  • Nearly two thirds of Kings Park is natural bushland containing 319 species of native plants and around 80 bird species. Children visiting the Rio Tinto Naturescape are introduced to some of these unique Western Australian species and the need to conserve our environment.
  • The Kings Park Science team undertakes major research projects which provide practical outcomes in the conservation of rare or threatened species and/or ecological restoration of native plant communities. This knowledge assists in the restoration/management of lands under the care of Kings Park and Bold Park and is applied to wider projects in Western Australia.
  • Planting of 17,000 native plants by staff and volunteers in 2012 added to the 23,000 planted the previous year to enhance Kings Park's bush setting.


Social value
  • Kings Park acknowledges and provides opportunities for education about both European and Indigenous culture. Mount Eliza, known as Kaarta Gar-up by the local Nyoongar people, has always been a significant gathering point for Aboriginal people.

  • Community consultation guided the design of Rio Tinto Naturescape. Some 231 public submissions were received through the public consultation process.

  • Rio Tinto Naturescape is understood to be an international first, designed to provide a range of unique activity nodes, carefully overlaid into existing bush vegetation to protect environmental values and sustainable outcomes. It provides a legacy for generations to interact, understand and preserve Western Australia’s unique environment. It is a positive and innovative way to preserve our sense of place.

Use value
  • Rio Tinto Naturescape Kings Park has established itself as a leader in connecting children with nature since it opened in October 2011. Since then, around 80,000 visitors have come each year,

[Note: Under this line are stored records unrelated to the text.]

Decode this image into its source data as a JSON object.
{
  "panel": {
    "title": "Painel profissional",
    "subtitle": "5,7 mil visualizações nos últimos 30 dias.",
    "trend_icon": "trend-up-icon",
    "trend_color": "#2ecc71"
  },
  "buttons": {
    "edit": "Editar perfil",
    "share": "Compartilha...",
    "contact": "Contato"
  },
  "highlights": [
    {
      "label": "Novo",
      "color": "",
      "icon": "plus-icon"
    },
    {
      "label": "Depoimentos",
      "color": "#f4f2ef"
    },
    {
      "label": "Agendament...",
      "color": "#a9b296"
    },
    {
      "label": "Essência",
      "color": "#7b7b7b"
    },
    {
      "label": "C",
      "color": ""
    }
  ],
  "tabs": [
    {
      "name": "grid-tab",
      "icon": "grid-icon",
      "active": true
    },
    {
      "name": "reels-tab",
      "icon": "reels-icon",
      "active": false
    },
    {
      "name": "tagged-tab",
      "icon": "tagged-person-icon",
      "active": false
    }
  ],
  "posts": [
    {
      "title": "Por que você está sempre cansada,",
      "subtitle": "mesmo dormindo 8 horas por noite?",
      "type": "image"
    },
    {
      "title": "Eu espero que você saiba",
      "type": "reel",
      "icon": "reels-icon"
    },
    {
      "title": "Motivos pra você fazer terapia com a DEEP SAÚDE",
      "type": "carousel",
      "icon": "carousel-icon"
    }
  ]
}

  • In 2015-16, about 30% of visitation was from school groups attending booked education programs. The majority of visitation is from the general community, occurring predominately on weekends and during school holidays.

  • Rio Tinto Naturescape’s design attracts children aged 5 to 12 years and supports children with a range of abilities. The space features a tunnel, gully and boardwalks that are wheelchair accessible.

  • Consultation with more than 40 special needs groups provided feedback during the development of Rio Tinto Naturescape Kings Park for its first stage of development. A second community consultation strategy including children, families and experts from a range of sectors was undertaken in 2015 to prepare for Stage 2.

  • The Kings Park Education service has experienced a three-fold increase in demand since Rio Tinto Naturescape Kings Park became the new home of Kings Park Education in 2012. Each year 24,000 students take part in the Kings Park Education programs.

  • Nature Activity Officers delivered 119 free activities for young visitors in 2015-16, during the school holidays and on weekends. These activities included a range of nature-based arts, crafts and games and external presentations by environmental educators. In addition the Nature Activities Officers produced a highly successful series of self-guided challenge and activity brochures. It is estimated that over 17,000 children participated in at least one or more of these challenges.

  • Public access to the Rio Tinto Naturescape is via Transperth bus route 935 from the Perth CBD.


Botanic Gardens and Parks Authority, Botanic Gardens and Parks Authority Annual Report 2015/2016, Perth Western Australia

Rio Tinto Naturescape Kings Park, Sourced on 03 April 2017 from

Botanic Gardens and Parks Authority, Botanic Gardens and Parks Authority Annual Report 2011/2012, Perth Western Australia

Commissioned by Planet Ark, Planting Trees: Just What The Doctor Ordered Research Report, T.Ha, J.Lewin, B.Gray, A.Bowden, D.Agnew, S.Mc Gregor, J.Mc Callum, Z.Zhou, T.Glasson, L.Poisel and B.Visperas. (2012)

Rio Tinto Naturescape Kings Park, Sourced on 11 Dec 2012 from

Type of project
Public Open Space
Scale of project
Individual Site